(Assignment):
Every entry that follows should be reproduced exactly.

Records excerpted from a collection
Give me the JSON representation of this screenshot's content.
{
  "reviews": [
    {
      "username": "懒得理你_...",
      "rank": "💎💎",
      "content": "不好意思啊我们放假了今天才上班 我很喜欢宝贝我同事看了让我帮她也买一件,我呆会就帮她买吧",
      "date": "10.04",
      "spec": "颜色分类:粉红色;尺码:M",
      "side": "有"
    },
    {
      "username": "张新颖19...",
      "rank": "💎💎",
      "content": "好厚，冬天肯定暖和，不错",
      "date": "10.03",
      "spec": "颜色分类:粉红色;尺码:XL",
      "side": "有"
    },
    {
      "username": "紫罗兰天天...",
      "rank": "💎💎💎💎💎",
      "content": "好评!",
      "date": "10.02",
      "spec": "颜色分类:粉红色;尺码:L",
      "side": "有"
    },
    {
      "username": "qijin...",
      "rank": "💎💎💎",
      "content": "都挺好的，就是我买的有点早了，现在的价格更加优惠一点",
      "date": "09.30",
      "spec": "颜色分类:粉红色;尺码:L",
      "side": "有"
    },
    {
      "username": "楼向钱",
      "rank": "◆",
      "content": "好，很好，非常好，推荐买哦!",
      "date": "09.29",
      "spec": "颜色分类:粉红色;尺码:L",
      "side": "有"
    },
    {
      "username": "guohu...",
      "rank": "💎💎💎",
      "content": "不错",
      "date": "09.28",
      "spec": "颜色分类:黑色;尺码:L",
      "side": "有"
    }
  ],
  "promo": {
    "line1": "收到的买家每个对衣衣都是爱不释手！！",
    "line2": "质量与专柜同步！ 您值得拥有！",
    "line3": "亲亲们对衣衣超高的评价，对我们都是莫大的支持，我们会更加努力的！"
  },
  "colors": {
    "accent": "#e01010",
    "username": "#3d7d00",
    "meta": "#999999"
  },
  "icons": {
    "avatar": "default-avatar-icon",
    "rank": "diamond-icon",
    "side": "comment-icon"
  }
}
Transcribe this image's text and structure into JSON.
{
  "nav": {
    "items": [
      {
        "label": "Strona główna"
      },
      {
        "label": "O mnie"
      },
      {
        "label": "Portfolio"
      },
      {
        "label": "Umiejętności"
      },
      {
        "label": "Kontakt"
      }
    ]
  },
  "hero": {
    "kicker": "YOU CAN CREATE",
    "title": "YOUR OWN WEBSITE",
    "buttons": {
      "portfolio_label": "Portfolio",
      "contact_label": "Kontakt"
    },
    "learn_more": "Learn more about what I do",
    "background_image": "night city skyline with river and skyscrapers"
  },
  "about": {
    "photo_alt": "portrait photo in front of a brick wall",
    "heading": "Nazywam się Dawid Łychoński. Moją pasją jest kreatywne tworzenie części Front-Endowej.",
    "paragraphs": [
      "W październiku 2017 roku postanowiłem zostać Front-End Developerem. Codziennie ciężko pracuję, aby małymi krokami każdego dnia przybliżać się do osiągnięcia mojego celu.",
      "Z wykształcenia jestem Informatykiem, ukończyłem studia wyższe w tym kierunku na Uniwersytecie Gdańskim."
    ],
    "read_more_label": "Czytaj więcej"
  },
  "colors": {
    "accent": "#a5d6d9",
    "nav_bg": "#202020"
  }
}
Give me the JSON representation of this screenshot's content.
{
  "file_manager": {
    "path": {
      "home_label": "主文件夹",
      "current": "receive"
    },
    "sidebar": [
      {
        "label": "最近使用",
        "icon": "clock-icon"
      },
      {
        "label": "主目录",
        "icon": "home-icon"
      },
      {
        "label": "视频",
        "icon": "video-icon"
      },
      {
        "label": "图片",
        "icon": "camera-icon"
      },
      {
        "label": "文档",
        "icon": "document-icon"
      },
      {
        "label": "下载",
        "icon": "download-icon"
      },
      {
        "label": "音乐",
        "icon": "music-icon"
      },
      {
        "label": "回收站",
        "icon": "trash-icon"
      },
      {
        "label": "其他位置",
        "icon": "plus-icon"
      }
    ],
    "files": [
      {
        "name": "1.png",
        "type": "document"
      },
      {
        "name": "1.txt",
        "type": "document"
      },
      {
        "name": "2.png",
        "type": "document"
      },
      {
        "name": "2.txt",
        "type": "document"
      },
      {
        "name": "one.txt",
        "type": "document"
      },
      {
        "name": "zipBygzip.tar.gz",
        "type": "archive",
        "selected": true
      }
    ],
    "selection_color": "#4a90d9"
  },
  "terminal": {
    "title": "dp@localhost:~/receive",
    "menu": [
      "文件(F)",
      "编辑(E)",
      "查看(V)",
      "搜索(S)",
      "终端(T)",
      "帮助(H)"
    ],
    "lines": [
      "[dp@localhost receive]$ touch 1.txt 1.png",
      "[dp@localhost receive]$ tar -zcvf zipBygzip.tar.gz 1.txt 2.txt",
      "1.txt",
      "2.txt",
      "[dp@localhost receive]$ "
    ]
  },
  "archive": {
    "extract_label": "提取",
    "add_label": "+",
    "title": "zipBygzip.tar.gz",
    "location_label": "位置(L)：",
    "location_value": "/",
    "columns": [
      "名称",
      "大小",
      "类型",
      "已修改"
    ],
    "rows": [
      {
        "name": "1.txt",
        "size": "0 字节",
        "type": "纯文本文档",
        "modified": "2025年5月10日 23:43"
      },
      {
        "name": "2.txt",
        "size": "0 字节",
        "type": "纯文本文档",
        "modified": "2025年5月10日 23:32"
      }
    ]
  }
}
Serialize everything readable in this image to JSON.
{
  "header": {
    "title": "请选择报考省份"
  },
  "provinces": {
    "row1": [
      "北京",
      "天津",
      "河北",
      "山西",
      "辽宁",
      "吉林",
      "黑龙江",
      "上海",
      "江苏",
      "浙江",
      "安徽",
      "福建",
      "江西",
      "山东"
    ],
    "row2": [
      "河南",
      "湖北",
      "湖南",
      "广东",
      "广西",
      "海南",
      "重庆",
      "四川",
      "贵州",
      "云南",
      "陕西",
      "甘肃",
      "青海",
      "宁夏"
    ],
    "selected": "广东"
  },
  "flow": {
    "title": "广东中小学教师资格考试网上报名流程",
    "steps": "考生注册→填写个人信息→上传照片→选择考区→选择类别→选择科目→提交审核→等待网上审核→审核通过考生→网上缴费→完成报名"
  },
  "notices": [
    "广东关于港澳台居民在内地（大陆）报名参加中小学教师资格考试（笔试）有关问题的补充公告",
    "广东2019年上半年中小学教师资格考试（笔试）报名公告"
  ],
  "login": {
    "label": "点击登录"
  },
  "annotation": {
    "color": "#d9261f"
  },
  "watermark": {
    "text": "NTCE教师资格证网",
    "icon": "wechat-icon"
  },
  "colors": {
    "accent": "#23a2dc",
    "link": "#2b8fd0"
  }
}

(Result for this task):
Give me the JSON representation of this screenshot's content.
{
  "reviews": [
    {
      "username": "懒得理你_...",
      "rank": "💎💎",
      "content": "不好意思啊我们放假了今天才上班 我很喜欢宝贝我同事看了让我帮她也买一件,我呆会就帮她买吧",
      "date": "10.04",
      "spec": "颜色分类:粉红色;尺码:M",
      "side": "有"
    },
    {
      "username": "张新颖19...",
      "rank": "💎💎",
      "content": "好厚，冬天肯定暖和，不错",
      "date": "10.03",
      "spec": "颜色分类:粉红色;尺码:XL",
      "side": "有"
    },
    {
      "username": "紫罗兰天天...",
      "rank": "💎💎💎💎💎",
      "content": "好评!",
      "date": "10.02",
      "spec": "颜色分类:粉红色;尺码:L",
      "side": "有"
    },
    {
      "username": "qijin...",
      "rank": "💎💎💎",
      "content": "都挺好的，就是我买的有点早了，现在的价格更加优惠一点",
      "date": "09.30",
      "spec": "颜色分类:粉红色;尺码:L",
      "side": "有"
    },
    {
      "username": "楼向钱",
      "rank": "◆",
      "content": "好，很好，非常好，推荐买哦!",
      "date": "09.29",
      "spec": "颜色分类:粉红色;尺码:L",
      "side": "有"
    },
    {
      "username": "guohu...",
      "rank": "💎💎💎",
      "content": "不错",
      "date": "09.28",
      "spec": "颜色分类:黑色;尺码:L",
      "side": "有"
    }
  ],
  "promo": {
    "line1": "收到的买家每个对衣衣都是爱不释手！！",
    "line2": "质量与专柜同步！ 您值得拥有！",
    "line3": "亲亲们对衣衣超高的评价，对我们都是莫大的支持，我们会更加努力的！"
  },
  "colors": {
    "accent": "#e01010",
    "username": "#3d7d00",
    "meta": "#999999"
  },
  "icons": {
    "avatar": "default-avatar-icon",
    "rank": "diamond-icon",
    "side": "comment-icon"
  }
}
Transcribe this image's text and structure into JSON.
{
  "nav": {
    "items": [
      {
        "label": "Strona główna"
      },
      {
        "label": "O mnie"
      },
      {
        "label": "Portfolio"
      },
      {
        "label": "Umiejętności"
      },
      {
        "label": "Kontakt"
      }
    ]
  },
  "hero": {
    "kicker": "YOU CAN CREATE",
    "title": "YOUR OWN WEBSITE",
    "buttons": {
      "portfolio_label": "Portfolio",
      "contact_label": "Kontakt"
    },
    "learn_more": "Learn more about what I do",
    "background_image": "night city skyline with river and skyscrapers"
  },
  "about": {
    "photo_alt": "portrait photo in front of a brick wall",
    "heading": "Nazywam się Dawid Łychoński. Moją pasją jest kreatywne tworzenie części Front-Endowej.",
    "paragraphs": [
      "W październiku 2017 roku postanowiłem zostać Front-End Developerem. Codziennie ciężko pracuję, aby małymi krokami każdego dnia przybliżać się do osiągnięcia mojego celu.",
      "Z wykształcenia jestem Informatykiem, ukończyłem studia wyższe w tym kierunku na Uniwersytecie Gdańskim."
    ],
    "read_more_label": "Czytaj więcej"
  },
  "colors": {
    "accent": "#a5d6d9",
    "nav_bg": "#202020"
  }
}
Give me the JSON representation of this screenshot's content.
{
  "file_manager": {
    "path": {
      "home_label": "主文件夹",
      "current": "receive"
    },
    "sidebar": [
      {
        "label": "最近使用",
        "icon": "clock-icon"
      },
      {
        "label": "主目录",
        "icon": "home-icon"
      },
      {
        "label": "视频",
        "icon": "video-icon"
      },
      {
        "label": "图片",
        "icon": "camera-icon"
      },
      {
        "label": "文档",
        "icon": "document-icon"
      },
      {
        "label": "下载",
        "icon": "download-icon"
      },
      {
        "label": "音乐",
        "icon": "music-icon"
      },
      {
        "label": "回收站",
        "icon": "trash-icon"
      },
      {
        "label": "其他位置",
        "icon": "plus-icon"
      }
    ],
    "files": [
      {
        "name": "1.png",
        "type": "document"
      },
      {
        "name": "1.txt",
        "type": "document"
      },
      {
        "name": "2.png",
        "type": "document"
      },
      {
        "name": "2.txt",
        "type": "document"
      },
      {
        "name": "one.txt",
        "type": "document"
      },
      {
        "name": "zipBygzip.tar.gz",
        "type": "archive",
        "selected": true
      }
    ],
    "selection_color": "#4a90d9"
  },
  "terminal": {
    "title": "dp@localhost:~/receive",
    "menu": [
      "文件(F)",
      "编辑(E)",
      "查看(V)",
      "搜索(S)",
      "终端(T)",
      "帮助(H)"
    ],
    "lines": [
      "[dp@localhost receive]$ touch 1.txt 1.png",
      "[dp@localhost receive]$ tar -zcvf zipBygzip.tar.gz 1.txt 2.txt",
      "1.txt",
      "2.txt",
      "[dp@localhost receive]$ "
    ]
  },
  "archive": {
    "extract_label": "提取",
    "add_label": "+",
    "title": "zipBygzip.tar.gz",
    "location_label": "位置(L)：",
    "location_value": "/",
    "columns": [
      "名称",
      "大小",
      "类型",
      "已修改"
    ],
    "rows": [
      {
        "name": "1.txt",
        "size": "0 字节",
        "type": "纯文本文档",
        "modified": "2025年5月10日 23:43"
      },
      {
        "name": "2.txt",
        "size": "0 字节",
        "type": "纯文本文档",
        "modified": "2025年5月10日 23:32"
      }
    ]
  }
}
Serialize everything readable in this image to JSON.
{
  "header": {
    "title": "请选择报考省份"
  },
  "provinces": {
    "row1": [
      "北京",
      "天津",
      "河北",
      "山西",
      "辽宁",
      "吉林",
      "黑龙江",
      "上海",
      "江苏",
      "浙江",
      "安徽",
      "福建",
      "江西",
      "山东"
    ],
    "row2": [
      "河南",
      "湖北",
      "湖南",
      "广东",
      "广西",
      "海南",
      "重庆",
      "四川",
      "贵州",
      "云南",
      "陕西",
      "甘肃",
      "青海",
      "宁夏"
    ],
    "selected": "广东"
  },
  "flow": {
    "title": "广东中小学教师资格考试网上报名流程",
    "steps": "考生注册→填写个人信息→上传照片→选择考区→选择类别→选择科目→提交审核→等待网上审核→审核通过考生→网上缴费→完成报名"
  },
  "notices": [
    "广东关于港澳台居民在内地（大陆）报名参加中小学教师资格考试（笔试）有关问题的补充公告",
    "广东2019年上半年中小学教师资格考试（笔试）报名公告"
  ],
  "login": {
    "label": "点击登录"
  },
  "annotation": {
    "color": "#d9261f"
  },
  "watermark": {
    "text": "NTCE教师资格证网",
    "icon": "wechat-icon"
  },
  "colors": {
    "accent": "#23a2dc",
    "link": "#2b8fd0"
  }
}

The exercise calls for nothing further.